Exercise: Report each line from the listing that the string "false" appears in.

══════════

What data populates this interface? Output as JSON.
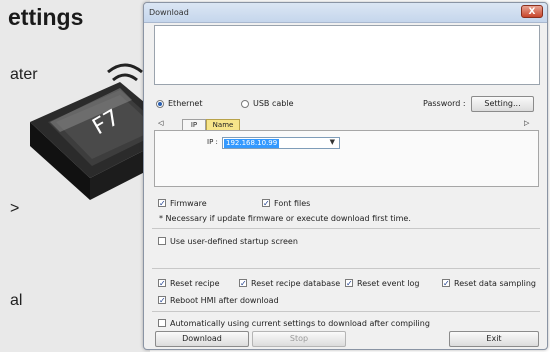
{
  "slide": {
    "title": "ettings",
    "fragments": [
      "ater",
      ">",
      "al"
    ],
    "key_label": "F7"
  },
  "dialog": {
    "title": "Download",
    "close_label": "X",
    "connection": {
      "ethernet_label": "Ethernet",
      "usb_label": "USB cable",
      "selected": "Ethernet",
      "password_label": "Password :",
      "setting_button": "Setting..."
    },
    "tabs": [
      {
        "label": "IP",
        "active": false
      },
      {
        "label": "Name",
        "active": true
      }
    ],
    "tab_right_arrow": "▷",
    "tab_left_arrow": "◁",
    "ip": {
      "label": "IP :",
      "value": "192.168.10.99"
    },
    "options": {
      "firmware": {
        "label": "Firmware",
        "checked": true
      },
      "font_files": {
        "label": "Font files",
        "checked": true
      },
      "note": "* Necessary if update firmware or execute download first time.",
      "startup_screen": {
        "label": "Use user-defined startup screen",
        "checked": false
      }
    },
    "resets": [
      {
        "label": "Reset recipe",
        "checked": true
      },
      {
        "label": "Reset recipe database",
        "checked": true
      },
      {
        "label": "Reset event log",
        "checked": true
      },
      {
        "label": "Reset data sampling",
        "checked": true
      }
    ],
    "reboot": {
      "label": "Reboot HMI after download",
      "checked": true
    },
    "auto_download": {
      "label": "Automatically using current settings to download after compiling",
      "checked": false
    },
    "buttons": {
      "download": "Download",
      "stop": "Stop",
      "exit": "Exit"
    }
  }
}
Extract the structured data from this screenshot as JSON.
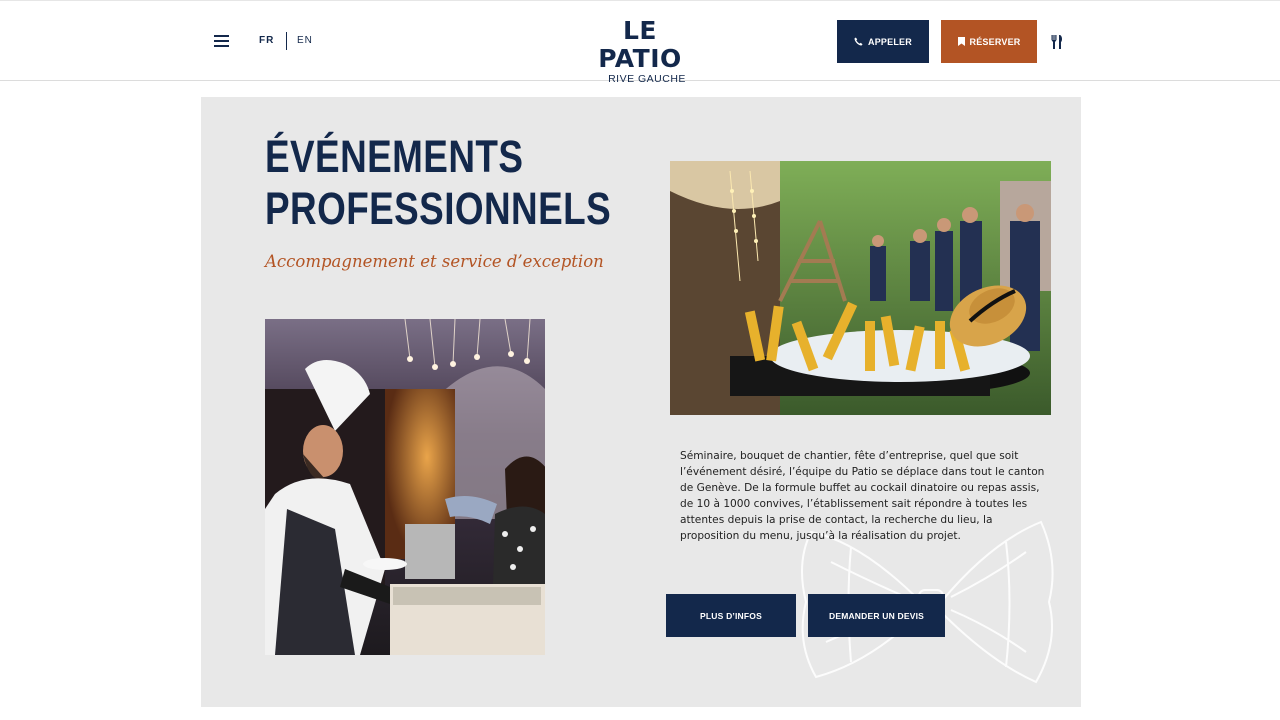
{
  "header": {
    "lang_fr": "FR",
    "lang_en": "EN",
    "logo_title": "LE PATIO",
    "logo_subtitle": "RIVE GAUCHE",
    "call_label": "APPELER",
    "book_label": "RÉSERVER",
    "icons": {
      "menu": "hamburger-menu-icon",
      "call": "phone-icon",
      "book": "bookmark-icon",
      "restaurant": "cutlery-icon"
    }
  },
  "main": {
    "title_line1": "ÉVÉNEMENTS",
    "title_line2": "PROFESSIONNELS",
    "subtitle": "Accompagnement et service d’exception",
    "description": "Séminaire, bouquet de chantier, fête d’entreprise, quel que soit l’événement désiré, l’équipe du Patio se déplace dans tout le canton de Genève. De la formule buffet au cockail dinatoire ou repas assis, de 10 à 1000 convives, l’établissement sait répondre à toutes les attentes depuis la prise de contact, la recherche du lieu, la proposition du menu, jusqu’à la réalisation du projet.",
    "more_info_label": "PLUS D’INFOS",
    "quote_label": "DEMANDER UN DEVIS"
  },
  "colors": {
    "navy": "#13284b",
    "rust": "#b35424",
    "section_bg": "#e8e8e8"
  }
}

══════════

Task response:
        "active": false
        "checked": false
      "checked": false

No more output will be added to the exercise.